# Supplied information

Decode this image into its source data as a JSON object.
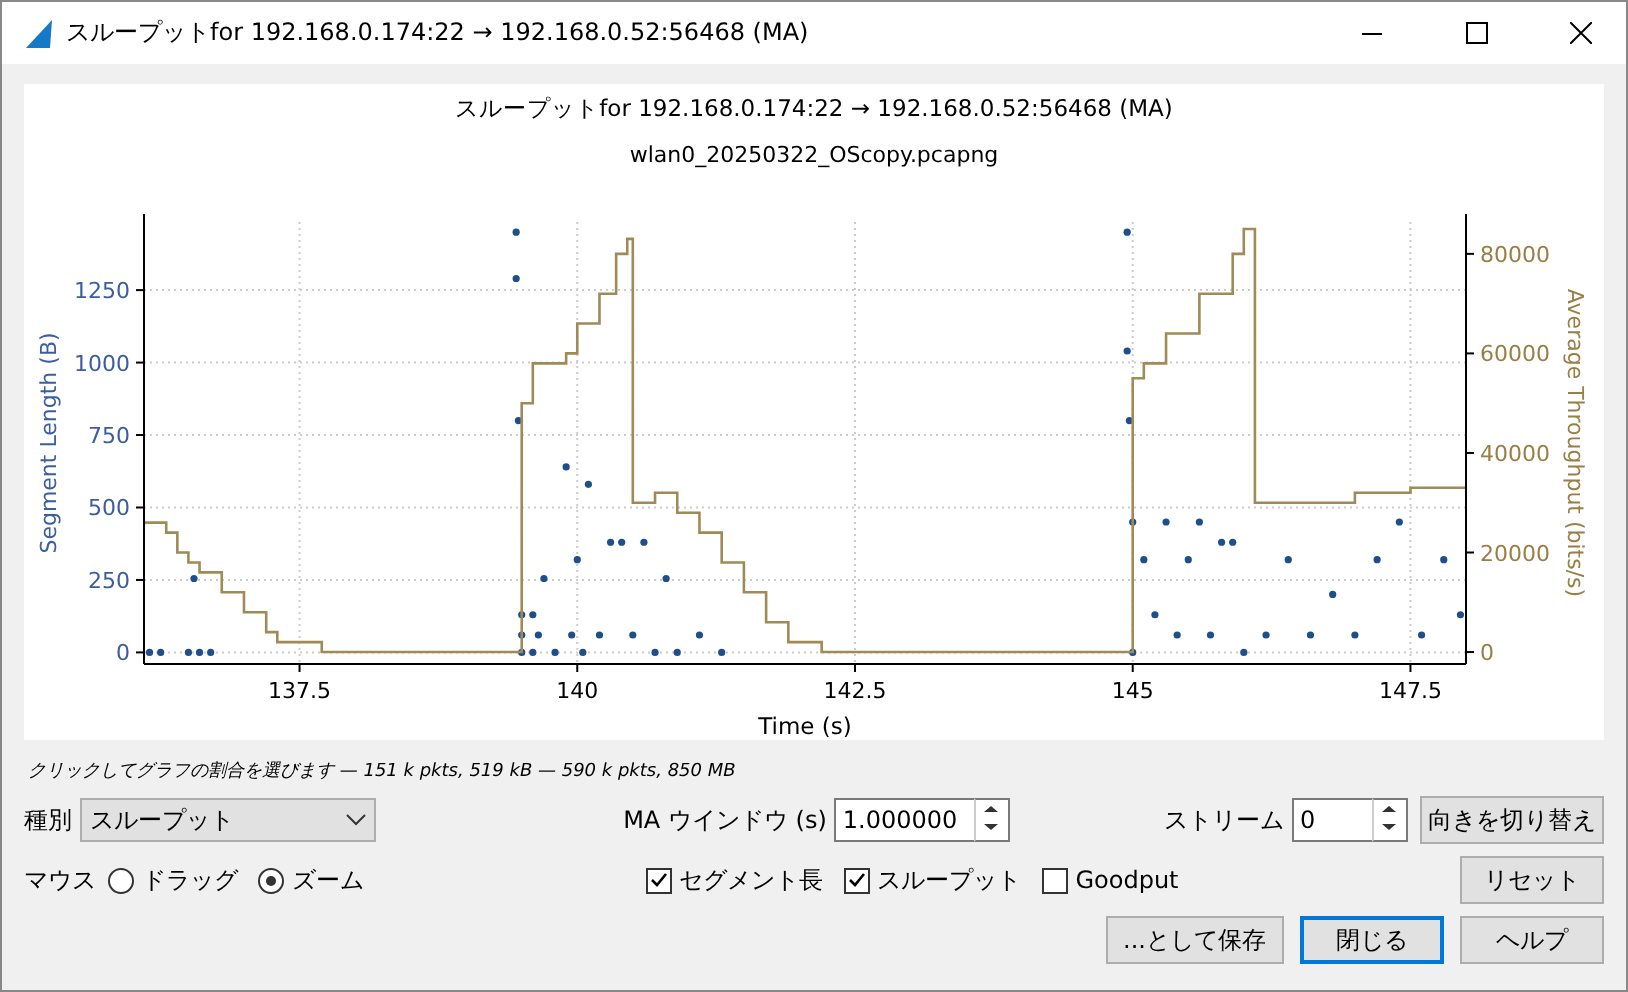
{
  "window": {
    "title": "スループットfor 192.168.0.174:22 → 192.168.0.52:56468 (MA)"
  },
  "chart": {
    "title": "スループットfor 192.168.0.174:22 → 192.168.0.52:56468 (MA)",
    "subtitle": "wlan0_20250322_OScopy.pcapng",
    "chart_data": {
      "type": "line",
      "xlabel": "Time (s)",
      "ylabel": "Segment Length (B)",
      "y2label": "Average Throughput (bits/s)",
      "grid": true,
      "xlim": [
        136.1,
        148
      ],
      "ylim": [
        -40,
        1485
      ],
      "y2lim": [
        -2400,
        86400
      ],
      "xticks": [
        137.5,
        140,
        142.5,
        145,
        147.5
      ],
      "yticks": [
        0,
        250,
        500,
        750,
        1000,
        1250
      ],
      "y2ticks": [
        0,
        20000,
        40000,
        60000,
        80000
      ],
      "series": [
        {
          "type": "scatter",
          "color": "#1f4e8c",
          "x": [
            136.15,
            136.25,
            136.5,
            136.55,
            136.6,
            136.7,
            139.45,
            139.45,
            139.47,
            139.5,
            139.5,
            139.5,
            139.65,
            139.6,
            139.6,
            139.7,
            139.8,
            139.9,
            139.95,
            140,
            140.05,
            140.1,
            140.2,
            140.3,
            140.4,
            140.5,
            140.6,
            140.7,
            140.8,
            140.9,
            141.1,
            141.3,
            144.95,
            144.95,
            144.97,
            145,
            145,
            145.1,
            145.2,
            145.3,
            145.4,
            145.5,
            145.6,
            145.7,
            145.8,
            145.9,
            146,
            146.2,
            146.4,
            146.6,
            146.8,
            147,
            147.2,
            147.4,
            147.6,
            147.8,
            147.95
          ],
          "values": [
            0,
            0,
            0,
            255,
            0,
            0,
            1450,
            1290,
            800,
            130,
            60,
            0,
            60,
            130,
            0,
            255,
            0,
            640,
            60,
            320,
            0,
            580,
            60,
            380,
            380,
            60,
            380,
            0,
            255,
            0,
            60,
            0,
            1450,
            1040,
            800,
            450,
            0,
            320,
            130,
            450,
            60,
            320,
            450,
            60,
            380,
            380,
            0,
            60,
            320,
            60,
            200,
            60,
            320,
            450,
            60,
            320,
            130
          ]
        },
        {
          "type": "line",
          "axis": "y2",
          "color": "#a08a55",
          "x": [
            136.1,
            136.3,
            136.3,
            136.4,
            136.4,
            136.5,
            136.5,
            136.6,
            136.6,
            136.8,
            136.8,
            137,
            137,
            137.2,
            137.2,
            137.3,
            137.3,
            137.7,
            137.7,
            139.4,
            139.5,
            139.5,
            139.6,
            139.6,
            139.9,
            139.9,
            140,
            140,
            140.2,
            140.2,
            140.35,
            140.35,
            140.45,
            140.45,
            140.5,
            140.5,
            140.7,
            140.7,
            140.9,
            140.9,
            141.1,
            141.1,
            141.3,
            141.3,
            141.5,
            141.5,
            141.7,
            141.7,
            141.9,
            141.9,
            142.2,
            142.2,
            144.9,
            145,
            145,
            145.1,
            145.1,
            145.3,
            145.3,
            145.6,
            145.6,
            145.9,
            145.9,
            146,
            146,
            146.1,
            146.1,
            146.5,
            147,
            147,
            147.5,
            147.5,
            148
          ],
          "values": [
            26000,
            26000,
            24000,
            24000,
            20000,
            20000,
            18000,
            18000,
            16000,
            16000,
            12000,
            12000,
            8000,
            8000,
            4000,
            4000,
            2000,
            2000,
            0,
            0,
            0,
            50000,
            50000,
            58000,
            58000,
            60000,
            60000,
            66000,
            66000,
            72000,
            72000,
            80000,
            80000,
            83000,
            83000,
            30000,
            30000,
            32000,
            32000,
            28000,
            28000,
            24000,
            24000,
            18000,
            18000,
            12000,
            12000,
            6000,
            6000,
            2000,
            2000,
            0,
            0,
            0,
            55000,
            55000,
            58000,
            58000,
            64000,
            64000,
            72000,
            72000,
            80000,
            80000,
            85000,
            85000,
            30000,
            30000,
            30000,
            32000,
            32000,
            33000,
            33000
          ]
        }
      ]
    }
  },
  "status_text": "クリックしてグラフの割合を選びます — 151 k pkts, 519 kB — 590 k pkts, 850 MB",
  "type_select": {
    "label": "種別",
    "value": "スループット"
  },
  "ma_window": {
    "label": "MA ウインドウ (s)",
    "value": "1.000000"
  },
  "stream": {
    "label": "ストリーム",
    "value": "0"
  },
  "switch_direction_button": "向きを切り替え",
  "mouse": {
    "label": "マウス",
    "options": [
      {
        "label": "ドラッグ",
        "selected": false
      },
      {
        "label": "ズーム",
        "selected": true
      }
    ]
  },
  "series_toggles": [
    {
      "label": "セグメント長",
      "checked": true
    },
    {
      "label": "スループット",
      "checked": true
    },
    {
      "label": "Goodput",
      "checked": false
    }
  ],
  "reset_button": "リセット",
  "buttons": [
    {
      "label": "...として保存",
      "default": false
    },
    {
      "label": "閉じる",
      "default": true
    },
    {
      "label": "ヘルプ",
      "default": false
    }
  ]
}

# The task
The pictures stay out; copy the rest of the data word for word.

# Solution to this problem
Decode this image into its source data as a JSON object.
{
  "window": {
    "title": "スループットfor 192.168.0.174:22 → 192.168.0.52:56468 (MA)"
  },
  "chart": {
    "title": "スループットfor 192.168.0.174:22 → 192.168.0.52:56468 (MA)",
    "subtitle": "wlan0_20250322_OScopy.pcapng",
    "chart_data": {
      "type": "line",
      "xlabel": "Time (s)",
      "ylabel": "Segment Length (B)",
      "y2label": "Average Throughput (bits/s)",
      "grid": true,
      "xlim": [
        136.1,
        148
      ],
      "ylim": [
        -40,
        1485
      ],
      "y2lim": [
        -2400,
        86400
      ],
      "xticks": [
        137.5,
        140,
        142.5,
        145,
        147.5
      ],
      "yticks": [
        0,
        250,
        500,
        750,
        1000,
        1250
      ],
      "y2ticks": [
        0,
        20000,
        40000,
        60000,
        80000
      ],
      "series": [
        {
          "type": "scatter",
          "color": "#1f4e8c",
          "x": [
            136.15,
            136.25,
            136.5,
            136.55,
            136.6,
            136.7,
            139.45,
            139.45,
            139.47,
            139.5,
            139.5,
            139.5,
            139.65,
            139.6,
            139.6,
            139.7,
            139.8,
            139.9,
            139.95,
            140,
            140.05,
            140.1,
            140.2,
            140.3,
            140.4,
            140.5,
            140.6,
            140.7,
            140.8,
            140.9,
            141.1,
            141.3,
            144.95,
            144.95,
            144.97,
            145,
            145,
            145.1,
            145.2,
            145.3,
            145.4,
            145.5,
            145.6,
            145.7,
            145.8,
            145.9,
            146,
            146.2,
            146.4,
            146.6,
            146.8,
            147,
            147.2,
            147.4,
            147.6,
            147.8,
            147.95
          ],
          "values": [
            0,
            0,
            0,
            255,
            0,
            0,
            1450,
            1290,
            800,
            130,
            60,
            0,
            60,
            130,
            0,
            255,
            0,
            640,
            60,
            320,
            0,
            580,
            60,
            380,
            380,
            60,
            380,
            0,
            255,
            0,
            60,
            0,
            1450,
            1040,
            800,
            450,
            0,
            320,
            130,
            450,
            60,
            320,
            450,
            60,
            380,
            380,
            0,
            60,
            320,
            60,
            200,
            60,
            320,
            450,
            60,
            320,
            130
          ]
        },
        {
          "type": "line",
          "axis": "y2",
          "color": "#a08a55",
          "x": [
            136.1,
            136.3,
            136.3,
            136.4,
            136.4,
            136.5,
            136.5,
            136.6,
            136.6,
            136.8,
            136.8,
            137,
            137,
            137.2,
            137.2,
            137.3,
            137.3,
            137.7,
            137.7,
            139.4,
            139.5,
            139.5,
            139.6,
            139.6,
            139.9,
            139.9,
            140,
            140,
            140.2,
            140.2,
            140.35,
            140.35,
            140.45,
            140.45,
            140.5,
            140.5,
            140.7,
            140.7,
            140.9,
            140.9,
            141.1,
            141.1,
            141.3,
            141.3,
            141.5,
            141.5,
            141.7,
            141.7,
            141.9,
            141.9,
            142.2,
            142.2,
            144.9,
            145,
            145,
            145.1,
            145.1,
            145.3,
            145.3,
            145.6,
            145.6,
            145.9,
            145.9,
            146,
            146,
            146.1,
            146.1,
            146.5,
            147,
            147,
            147.5,
            147.5,
            148
          ],
          "values": [
            26000,
            26000,
            24000,
            24000,
            20000,
            20000,
            18000,
            18000,
            16000,
            16000,
            12000,
            12000,
            8000,
            8000,
            4000,
            4000,
            2000,
            2000,
            0,
            0,
            0,
            50000,
            50000,
            58000,
            58000,
            60000,
            60000,
            66000,
            66000,
            72000,
            72000,
            80000,
            80000,
            83000,
            83000,
            30000,
            30000,
            32000,
            32000,
            28000,
            28000,
            24000,
            24000,
            18000,
            18000,
            12000,
            12000,
            6000,
            6000,
            2000,
            2000,
            0,
            0,
            0,
            55000,
            55000,
            58000,
            58000,
            64000,
            64000,
            72000,
            72000,
            80000,
            80000,
            85000,
            85000,
            30000,
            30000,
            30000,
            32000,
            32000,
            33000,
            33000
          ]
        }
      ]
    }
  },
  "status_text": "クリックしてグラフの割合を選びます — 151 k pkts, 519 kB — 590 k pkts, 850 MB",
  "type_select": {
    "label": "種別",
    "value": "スループット"
  },
  "ma_window": {
    "label": "MA ウインドウ (s)",
    "value": "1.000000"
  },
  "stream": {
    "label": "ストリーム",
    "value": "0"
  },
  "switch_direction_button": "向きを切り替え",
  "mouse": {
    "label": "マウス",
    "options": [
      {
        "label": "ドラッグ",
        "selected": false
      },
      {
        "label": "ズーム",
        "selected": true
      }
    ]
  },
  "series_toggles": [
    {
      "label": "セグメント長",
      "checked": true
    },
    {
      "label": "スループット",
      "checked": true
    },
    {
      "label": "Goodput",
      "checked": false
    }
  ],
  "reset_button": "リセット",
  "buttons": [
    {
      "label": "...として保存",
      "default": false
    },
    {
      "label": "閉じる",
      "default": true
    },
    {
      "label": "ヘルプ",
      "default": false
    }
  ]
}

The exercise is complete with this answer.